For example, I have a color code for the days of the week. If I create something on a Monday, the artwork will be yellow, as Monday for me relates to yellow, Tuesday relates to pink, and Wednesday will color green. The brightness or intensity of the color depends on how I feel at the time. It’s a very personal process, and it adds another layer of meaning to my work.
A: It’s interesting you mention codes within the colors since I have also noticed the titles of your artworks read like codes themselves. They provide us with information, for example: “Hand – Oscar Wilde(Sebastian Melmoth), (08.10.21, 01:36-01:46 p.m., 29.5°C, 325°NW, Wild’s tombstone, Père Lachaise Cemetery, Paris, France), Washed on location, 02:03 p.m.” What do the dates and locations tell us about the works?
R: Just like my color system, the titles of my works also refer to “secret codes” giving the viewers a deeper insight into my creative process. By providing notes and details, the titles serve as a guide for viewers on how to read the piece. They tell you about things like what part of the body you are looking at, when and where it was made, and even the temperature and location or even the geographic coordinates.
Although I understand that these codes may not always be easily understood, I don’t believe that a work of art necessarily needs to be fully understood to be appreciated. Ultimately, I hope that the energy and emotion of the artwork transcend the need for complete understanding, allowing viewers to simply experience and connect with the piece on a deeper level.
A: The titles of your works suggest that you create them while traveling abroad. Recently, you returned from an artist residency and exhibition in Bangkok, Thailand. Could you tell us more about the significance of these residencies for your art practice? How do they impact your creative process and the work you produce?
R: Art residencies are an important time for me to focus on my work without any distractions. It’s a period of intense concentration and self-research. It’s a place where I can focus on my work without any distractions. In fact, it gets me out of daily life, out of daily patterns and structures.
A place where I can break free from my daily routines and societal expectations. Through residencies, I can delve deeper into myself and my art, unburden myself from social roles and masks, and find new sources of inspiration. These periods recharge my creativity and I feel invigorated when my artwork is exhibited after such a focused period.
A: The theme of this magazine’s issue is Genesis, which means “origin” or “creation” in Greek and reflects the biblical narrative of the beginning of the world and humanity. To conclude I would love to hear how you relate to this term.
R: It’s a theme I can easily identify with because of the story and way of ‘originating’, it reflects my creative process. It all starts with a spark – the beginning- and continues through writing, which evolves through traveling, and my many artist regencies abroad.

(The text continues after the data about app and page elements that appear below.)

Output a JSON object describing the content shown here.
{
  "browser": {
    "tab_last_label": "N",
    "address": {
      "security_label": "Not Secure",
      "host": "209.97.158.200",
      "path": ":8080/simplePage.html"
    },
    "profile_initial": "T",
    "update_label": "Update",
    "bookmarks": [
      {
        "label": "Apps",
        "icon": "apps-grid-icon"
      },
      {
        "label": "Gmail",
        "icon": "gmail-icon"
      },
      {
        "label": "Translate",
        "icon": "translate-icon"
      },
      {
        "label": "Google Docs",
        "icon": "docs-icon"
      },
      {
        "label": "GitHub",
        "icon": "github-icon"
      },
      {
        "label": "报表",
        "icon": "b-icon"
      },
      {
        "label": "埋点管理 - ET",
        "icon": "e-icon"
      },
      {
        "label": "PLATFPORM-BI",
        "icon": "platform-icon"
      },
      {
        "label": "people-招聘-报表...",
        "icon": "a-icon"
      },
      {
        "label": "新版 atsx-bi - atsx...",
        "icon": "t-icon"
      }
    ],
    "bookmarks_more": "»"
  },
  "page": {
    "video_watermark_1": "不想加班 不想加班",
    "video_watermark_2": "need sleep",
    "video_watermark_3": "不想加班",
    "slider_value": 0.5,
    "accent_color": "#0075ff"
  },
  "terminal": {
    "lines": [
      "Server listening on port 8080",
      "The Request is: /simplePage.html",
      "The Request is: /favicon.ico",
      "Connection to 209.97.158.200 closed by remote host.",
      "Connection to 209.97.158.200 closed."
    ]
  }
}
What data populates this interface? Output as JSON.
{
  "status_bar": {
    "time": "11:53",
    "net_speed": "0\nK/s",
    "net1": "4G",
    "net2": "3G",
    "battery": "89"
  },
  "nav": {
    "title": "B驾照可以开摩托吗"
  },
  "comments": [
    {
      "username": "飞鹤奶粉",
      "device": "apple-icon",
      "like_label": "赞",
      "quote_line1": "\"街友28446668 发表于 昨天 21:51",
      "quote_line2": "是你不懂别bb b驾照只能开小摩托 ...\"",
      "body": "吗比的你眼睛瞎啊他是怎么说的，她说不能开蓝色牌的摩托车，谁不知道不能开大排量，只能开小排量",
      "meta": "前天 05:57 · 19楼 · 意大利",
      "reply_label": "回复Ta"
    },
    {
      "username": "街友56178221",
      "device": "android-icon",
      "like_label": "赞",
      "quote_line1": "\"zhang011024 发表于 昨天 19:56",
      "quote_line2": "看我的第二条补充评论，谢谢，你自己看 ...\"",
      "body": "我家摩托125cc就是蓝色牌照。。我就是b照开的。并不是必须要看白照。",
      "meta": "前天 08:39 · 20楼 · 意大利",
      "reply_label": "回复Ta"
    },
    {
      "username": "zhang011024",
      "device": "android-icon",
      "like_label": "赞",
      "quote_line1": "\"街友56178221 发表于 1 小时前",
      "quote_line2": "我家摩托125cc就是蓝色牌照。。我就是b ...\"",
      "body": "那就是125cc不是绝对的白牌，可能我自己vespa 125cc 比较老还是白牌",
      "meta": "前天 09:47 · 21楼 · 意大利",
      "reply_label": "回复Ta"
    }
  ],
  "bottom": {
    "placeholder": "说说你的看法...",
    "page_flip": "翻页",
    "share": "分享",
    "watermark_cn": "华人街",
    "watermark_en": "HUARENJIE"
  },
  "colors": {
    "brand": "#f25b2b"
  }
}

These experiences shape my personal story, which I showcase in my exhibitions. Through making art, I explore myself and ask questions about my identity, feelings, and relationships with others. My artworks are like footprints that I leave behind and allow me to be a part of history.
– For more information please visit: http://www.rabinhuissen.com
Rabin Huissen portrait: JACQUELINE FUIJKSCHOT